DeKALB – On Sunday, 13 local people will take the stage at the Egyptian Theatre with the goal of saving lives.
This Is My Brave, a nonprofit organization that works with communities across the country to tell stories about living successful, full lives despite mental illness is bringing its mission to DeKalb County in a performance at 3 p.m. at the Egyptian, 135 N. Second St. in DeKalb. General admission tickets cost $20 for adults and $15 for students. The show will contain some adult content and language, so parental guidance is advised for children younger than 13.
Under the stewardship of producer Laura Devine and DeKalb County Mental Health Board Executive Director Deanna Cada, the organization will put its motto “Storytelling saves lives” into practice.

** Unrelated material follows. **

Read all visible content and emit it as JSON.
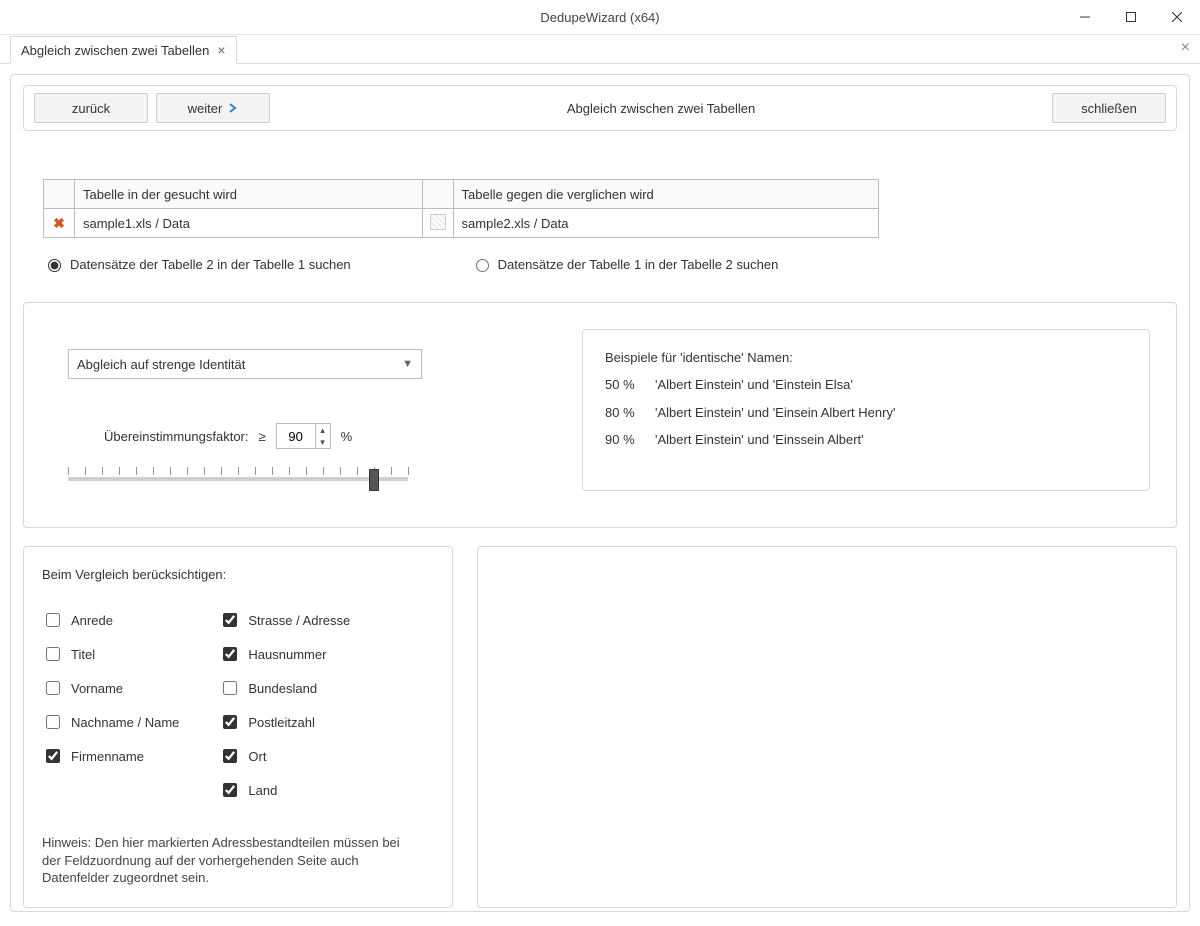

Devine got involved about a year ago, fueled by a desire to help other people with mental health issues. Devine has bipolar disorder, and has been hospitalized twice for mania and once for depression. But after two years of stability, she felt ready to tell her story and help others share theirs.
“It’s exciting because people usually don’t talk about this, and we’re just being open and brave and saying what it’s like,” Devine said. “It’s about, most importantly, the hope that we can not only function, but we can thrive and inspire others.”
The stories in Sunday’s show will come in many forms: personal narratives, poetry, slam poetry, funny and serious songs, and an acrostic.
At rehearsal on Saturday at the DeKalb County Community Outreach building, Bethany McAnly told a story about intense workplace stress and anxiety. Mark Walters sang an acoustic rock song he wrote called “The Nameless,” a reference to the unnamed negative voice in someone’s head.
Autumn Santeler performed a spoken-word poem about finding help in combating anger and anxiety through faith, yoga and counseling.
Chris Walters told the story of his suicide attempt. In the year since the incident, Walters started working out, lost 70 pounds, found a new community at Sycamore CrossFit and began going to therapy.
“My ex-girlfriend was in school for counseling ... so I was very exposed to it,” Walters said. “But me being a guy, I always kind of pushed it off to the side and said, I’ll take care of somebody else first, or I’ll take care of this first, and self later, self later, self later.
“And that just ended up being a spiraling thing that I did for 20 years, and it took major events for me to take care of myself ,” he said.
This Is My Brave’s purpose is to open up that kind of dialogue. It’s a goal near to Cada’s heart, and a central goal of the mental health board, which awards $2 million to $2.4 million in grants each year.
“We are a funding agency, so 50 years ago, the people of DeKalb County got together and voted to have part of their property taxes levied to fund services for mental health, substance use disorder and developmental disabilities,” Cada said. “... But, we also see our role as furthering conversations about mental health, making people realize that mental health is part of physical and overall health.”
Cada encouraged Devine to reach out to This Is My Brave’s national office to bring it to DeKalb. Devine is hoping that Sunday’s show pays it forward, encouraging others to reach out; either to help others, or get help themselves.
“I’m really proud of everybody because there is a diversity [but] a similar idea of getting through it,” Cada said. “And come on people, we can do this together.”